Your mission as a sales person should be to find companies that have immediate wants and needs. This means that something happened or is happening to them - a move, a merger, new investors, etc. You have to look for any event that might create the opportunity for you, or better said you are looking for event that can trigger the sales for you.

It could be something internal or inside the company, like a new direction from management, a merger or an acquisition, rapid growth, or maybe a new product introduction. And it could mean the company is turning “Green” and needs new and different supplies and services.

It could be external or outside the company, like the new strategies of their competition or new legislation (Sarbanes- Oxley Act). Maybe even a natural disaster, which is a well-known external trigger for many customers.

Generally speaking, trigger events have effects inside the whole company. Suddenly new needs are recognized; previous decisions need to be revisited. Very often, management becomes aware of new priorities and changes the direction of the company.

Trigger events are extremely important when we are in the search mode, looking for our next customer, and when we need to identify our sales opportunities at a particular company from our target list.

Every company has something new happening. Maybe they improved or reintroduced their products or service. There could be new faces in the boardroom or on the sales floor. A new office may have opened up in the Midwest. A new vendor or strategic partner could have been added. Even new money or investor may come into the company.

Most important for a buyer is that the provider understands the buyer’s situation, needs and business.

Every change in the business environment causes a search for new suppliers or new service providers, and your main goal is to be in front of qualified buyers when they are ready to buy.

In these situations, I would say this is almost the perfect position for every sales person. You know there is something happening with the accounts from your list of targeted accounts and you know that as it happens – perfect timing is a key of success many times. This is equally true no matter if it is with small or large companies.

An example of the above is a situation where through your trigger event research you determine that your customer is planning to switch its ordering system to one of the new software solutions. So you know there is something going to happen. Whether the company is large or small, it can be perfect timing for you to be able to provide products and services to them using that kind of ordering/sales process.

How to use that information?

When you get the information related to a trigger event, you need to adjust your approach so the benefits of your products (or services) are closely related to the trigger event, and you are able to show your customers that you can create a value for them early in the buying process.

This is a good way to start working on the relationship and developing the customer’s perception of your value to them. This means when you speak with the decision maker and if you know exactly what this trigger event is about, you will be able to tailor your story and the benefits of your product in a way that sounds appealing and is related to the customers’ growth trigger event.

You need to adjust your presentation in the way to recognize that event and to present your offering in the most effective way.

Questions you will ask on your calls or meetings with prospects will be targeted towards their needs and you will be able to demonstrate your understanding of business situation. That should bring you step closer to get the deal done.

You definitely want to discover their hot buttons and why they could be on the market now for your products or services. Also you should find out why they are qualified now, at this particular moment, and why you should be very active with this prospect.

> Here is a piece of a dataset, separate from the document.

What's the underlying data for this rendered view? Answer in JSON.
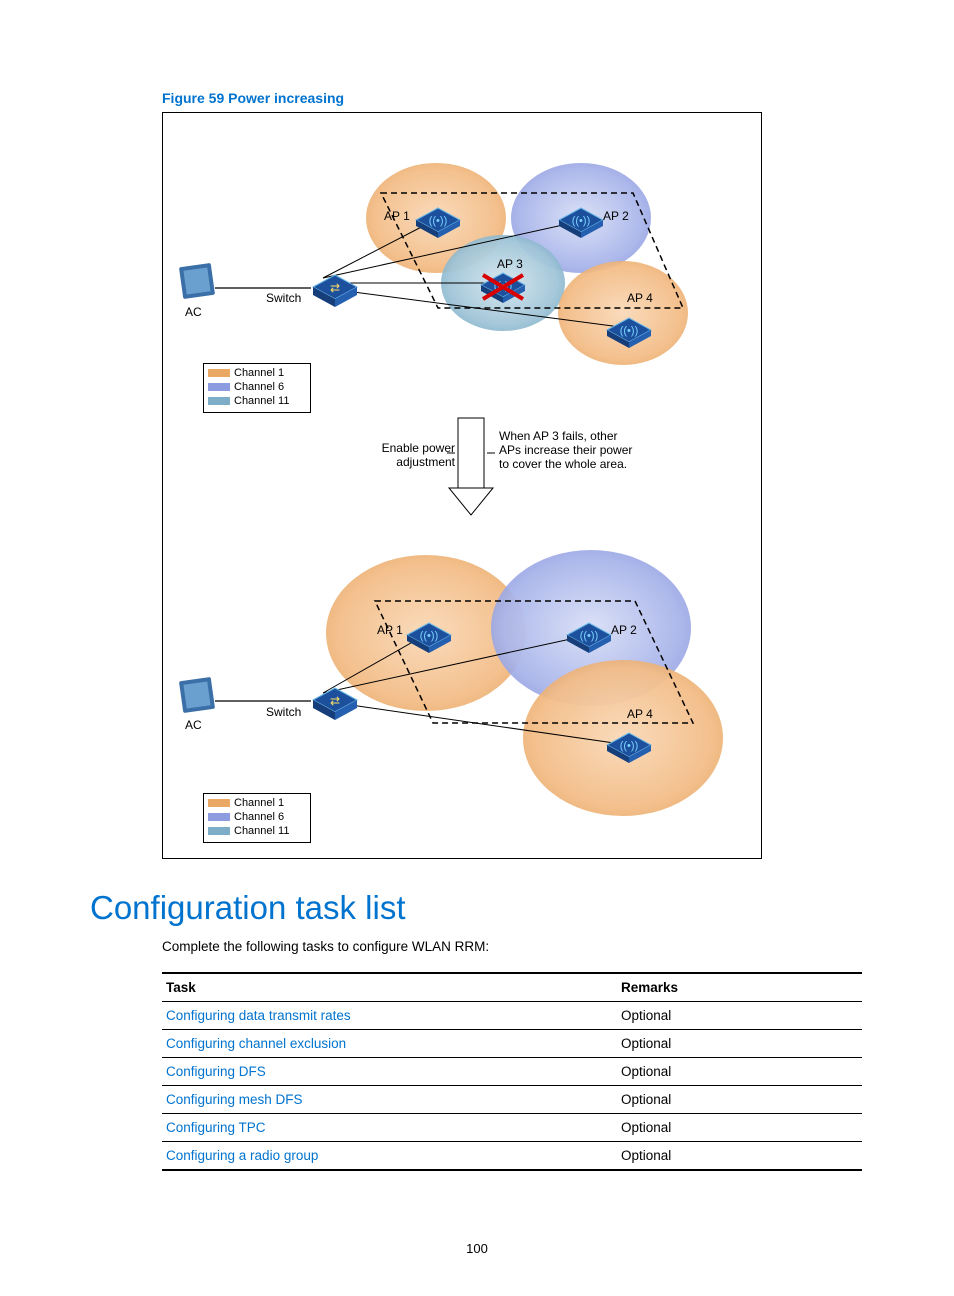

It is actually very simple - when you show your prospects that you actually care and you have done your homework and you know about trigger events happening inside their company (new CFO, merger and acquisition, bad 3rd quarter…) you also show them that you are interested about their issues, and most importantly concerned about their wants and needs.

You will create interest in their eyes because you are different then anyone else who contacts them who is simply trying to sell something without really understanding their needs.

When you know about different trigger events it will be much easier for you to ask questions that lead to uncovered customer’s needs and buying motives, and to put them in the market even if they feel there are not buying anything now.

If you try to make a sale without necessary information about your customers, you are just shooting blanks in the air, hoping to hit something. With full information about your prospects situation you will be able to sell easier, and that is the main purpose of this article (and my blog) – to help you to find your next customer in a much easier way for you, and yet maintain a professional, knowledgeable approach.

All needs are easy to understand once they are discovered; the point is to discover them.

Author's Bio: 

Alen Majer consults and trains businesses and salespeople on a variety of topics ranging from science to art of selling - from improving sales process, prospecting activities, and successful needs discovering, to developing better customer relationships, improving credibility and relationship building skills so much needed in 21st century selling environment.